Together these three plant-based food groups still make up the largest portion of the Pyramid, because they make up the largest portion of a healthy diet – around 70%.

The proportions and placement of each food group are based on the recommended intakes for each food group in the Australian Dietary Guidelines (2013).

 

Why are legumes and beans in two food groups?

Legumes are classified as both a vegetable and a protein food, in the official Australian Dietary Guidelines.

Legumes and beans are very nutritious and diverse foods. They are technically plants, and provide vitamins, minerals, carbohydrates and fibre in the same way that vegetables do.

But they are also a good source of protein, like the other the foods in the 'lean meats, poultry, fish, eggs, nuts and seeds' food group.

Legumes and beans can be an especially important part of a vegetarian or vegan diet to provide protein from non-animal sources.

Click here for more information on the food groups according to the Australian Dietary Guidelines.

 

Can vegans and vegetarians follow the Healthy Eating Pyramid?

People who choose not to eat meat, poultry and fish can still enjoy plenty of other foods in the ‘lean meat and alternatives’ food group, especially tofu, eggs and legumes, which are high in protein.

Vegans do not eat any animal products, including dairy foods and eggs. This can limit the range of foods available to them and they may have difficulty meeting their nutrition requirements without careful diet planning and possibly some supplementation (e.g., vitamin B12).

We recommend that people who are following a vegan or vegetarian diet seek advice from an Accredited Practising Dietitian who will provide support and education to identify foods and eating patterns that will help them to meet their nutrition requirements.

Click here to find an Accredited Practising Dietitian in your area.

Note: Strict vegan diets are not recommended for young children and babies. For more information see the Vegetarian diets and children fact sheet from the Better Health Channel

Visit Eat For Health (the website of the Australian Dietary Guidelines) for more information about the variety of foods available to choose within each food group.

 

I’m a teacher, can I use the Healthy Eating Pyramid in my classroom?

The Healthy Eating Pyramid is based on the Australian Dietary Guidelines (2013), so it’s a great companion tool to use alongside the Australian Guide to Healthy Eating for teaching up to date key nutrition messages in the classroom.

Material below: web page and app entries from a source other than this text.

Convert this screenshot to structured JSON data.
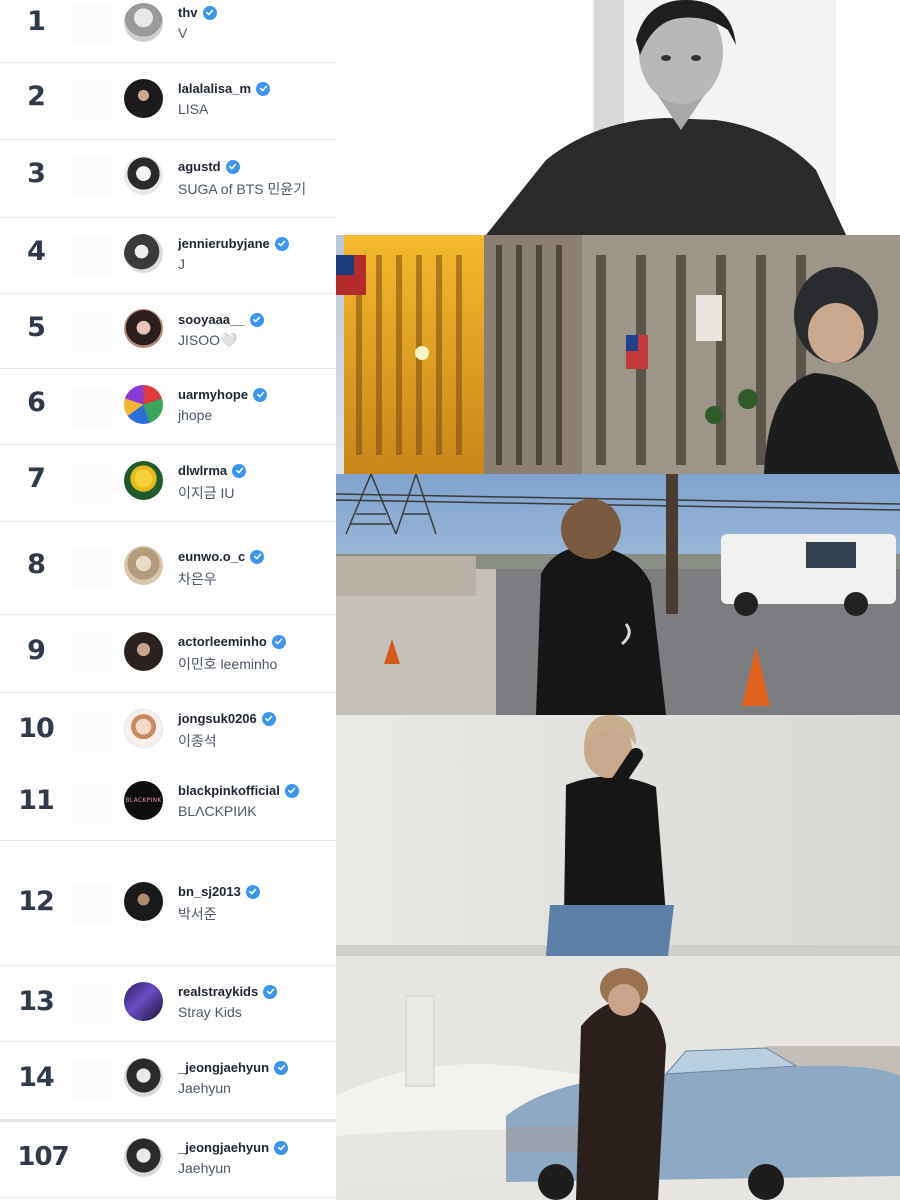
{
  "rankings": [
    {
      "rank": "1",
      "handle": "thv",
      "name": "V",
      "avatar": "avatar-grey"
    },
    {
      "rank": "2",
      "handle": "lalalalisa_m",
      "name": "LISA",
      "avatar": "avatar-dark"
    },
    {
      "rank": "3",
      "handle": "agustd",
      "name": "SUGA of BTS 민윤기",
      "avatar": "avatar-bw"
    },
    {
      "rank": "4",
      "handle": "jennierubyjane",
      "name": "J",
      "avatar": "avatar-bw"
    },
    {
      "rank": "5",
      "handle": "sooyaaa__",
      "name": "JISOO🤍",
      "avatar": "avatar-skin"
    },
    {
      "rank": "6",
      "handle": "uarmyhope",
      "name": "jhope",
      "avatar": "avatar-colorful"
    },
    {
      "rank": "7",
      "handle": "dlwlrma",
      "name": "이지금 IU",
      "avatar": "avatar-tweety"
    },
    {
      "rank": "8",
      "handle": "eunwo.o_c",
      "name": "차은우",
      "avatar": "avatar-beige"
    },
    {
      "rank": "9",
      "handle": "actorleeminho",
      "name": "이민호 leeminho",
      "avatar": "avatar-dark"
    },
    {
      "rank": "10",
      "handle": "jongsuk0206",
      "name": "이종석",
      "avatar": "avatar-light"
    },
    {
      "rank": "11",
      "handle": "blackpinkofficial",
      "name": "BLΛCKPIИK",
      "avatar": "avatar-blackpink"
    },
    {
      "rank": "12",
      "handle": "bn_sj2013",
      "name": "박서준",
      "avatar": "avatar-dark"
    },
    {
      "rank": "13",
      "handle": "realstraykids",
      "name": "Stray Kids",
      "avatar": "avatar-purple"
    },
    {
      "rank": "14",
      "handle": "_jeongjaehyun",
      "name": "Jaehyun",
      "avatar": "avatar-bw"
    },
    {
      "rank": "107",
      "handle": "_jeongjaehyun",
      "name": "Jaehyun",
      "avatar": "avatar-bw"
    }
  ],
  "colors": {
    "rank_text": "#2f3a4a",
    "handle_text": "#1f2733",
    "name_text": "#4d5868",
    "verified_badge": "#3b95f1",
    "divider": "#e6e8eb"
  },
  "icons": {
    "verified": "verified-badge-icon"
  }
}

The Pyramid is colourful and visual and uses a simple ‘more to less’ concept which can be beneficial for young children, culturally and linguistically diverse communities and/or people with lower English literacy.

Buy Healthy Eating Pyramid posters or magnets here.

 

I’m an author, can I reproduce the Healthy Eating Pyramid in my publication?

We'd love to hear from you! Click here for further information on applying for permission to reproduce Nutrition Australia’s intellectual property.

 

Share this page